Tuesday, February 07, 2006

Silver v Walden: The Seeds of Discontent

Putting aside for a moment the question of whether Bend activist Scott Silver files an official candidacy against strong incumbent Greg Walden (OR-2), I moved on to what I thought was the next most important question: WHY is he thinking about running against Greg Walden, the strong incumbent? I think I might have some hints as to why, presented in striking detail over the course of 15 months by Bend.com, of all places.

If you read the first piece we did on Silver yesterday, you know that he's an environmental activist with a particular axe to grind: 'fee-demo' charges at federal wilderness recreation sites. During the Clinton administration Congress passed a 'demonstration' program for three years to allow parks and forests to charge fees to cover costs of amenities and maintenance. Somewhere along the way, the demo became extended, and again, and again--and the program became a way for private concessionaires to be profitable in receiving outsourced work from the Interior and Agriculture Departments. Given free rein to charge for things in the name of "upkeep," charges suddenly began to multiply.

Fast forward to 2003, when Silver is fighting yet another extension, one that seems likely after a DeFazio-backed amendment to stop it fails. Leading a small team of demonstrators, Silver acknowledged defeat but pledged to fight on, recognizing his allies in the battle. One of those allies sounds awfully familiar:
Silver said Walden “did an excellent job of stating why Oregonians really and truly do not support fee-demo and why they want the program to end sooner rather than later.”

“He’s always been against this, but he hasn’t shown leadership, as a voice against it. It took a certain amount of guts,” Silver said, with some heavy-hitters on the opposing side on the issue, such as Norm Dicks of Washington.”
So the battle was lost, but Oregon Congresspeople seemed united in keeping Oregon wildlands under federal control freely accessible. Hallelujah!

Shuffle forward again to September 2004, and both men are singing a different tune:
A House panel’s voice vote Wednesday to proceed with new trail and parks fee legislation was hailed by Rep. Greg Walden, R-Ore., who voted in support, and lambasted as a failure of democracy by Bend fee foe Scott Silver, founder of Wild Wilderness.
The House Resources Committee passed legislation that Walden's news release said is aimed at "improving facilities and visitor opportunities on federal recreational lands by establishing parameters for usage fees based on the amount of management and maintenance on a given recreational site."

"In addition, the legislation calls for a direct reinvestment of at least 80 percent of fee receipts into site management in an effort to reduce backlog of maintenance projects and to keep these fees from being used for other government projects," said the release from Walden, who joined in support of H.R. 3283, sponsored by Rep. Ralph Regula, R-Ohio.
["Bend fee foe." Hee. The urge to say 'fum' is overwhelming.]

Did someone get to Greg Walden?
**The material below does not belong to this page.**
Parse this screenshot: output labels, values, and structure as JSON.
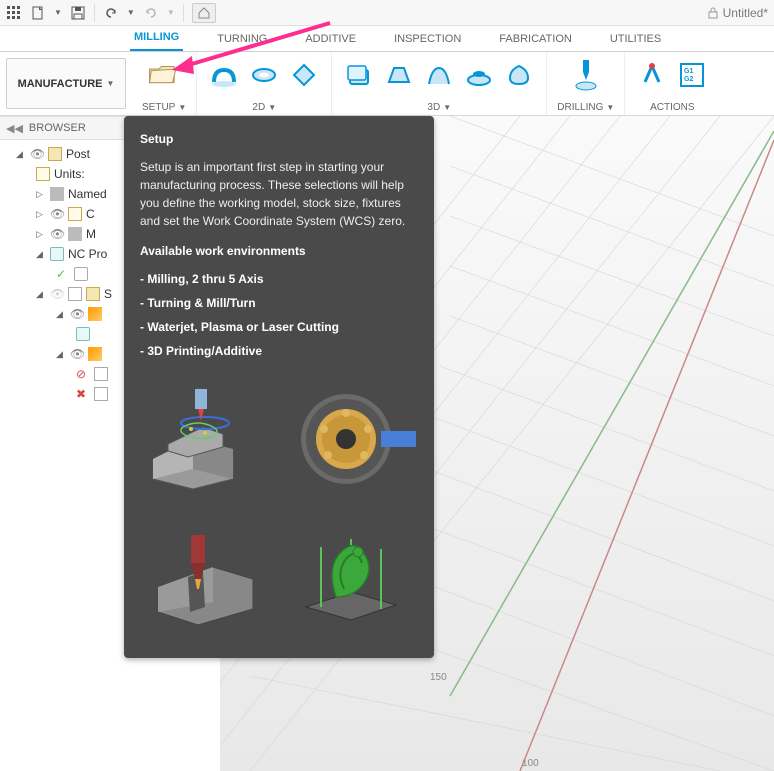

Or did he suddenly change his mind and decide that he liked the program after all? His arguments for it, sound suspiciously like the same ones that Silver blasted as diversionary a year previous:
Silver said he, like Walden, has “no problem paying for developed campground areas,” as long as the money is used to manage those campgrounds, or returned to the Land Water Conservation Fund, as was the case before fee-demo. “But neither are the case these days,” he said, “except for the rare campground that the Forest Service has not already given to a concessionaire to run.” The LWCF, he said, was very limited, in terms of where recreation fees could be charged, unlike the fee-demo program.
What's Walden's out? That 80% of fees in the 2004 version had to be returned to "site management." Well heck, all that means is that the money stayed on site. The fees simply become the justification for development--where things are built by in order to recoup the investment through fees. But look how proudly he touts the claimed benefits of a program he "gutsily" helped put down earlier in the same Congress!

Obviously, there's some history here. It didn't look like a bad history at one point, but the comity has assuredly gone sour, and I wouldn't be surprised if Walden's fee-demo 180 will earn him a strident--if not yet competitive--challenge. Which brings up a last point--since the story broke, the natural consensus has been that anybody challenging Walden is looking way uphill. However, even given relatively cheap airtime in his mostly rural district, $800K on hand is not a major warchest for a spirited opposition. Is it enough to win? Probably--but anything under a million at this point is surmountable.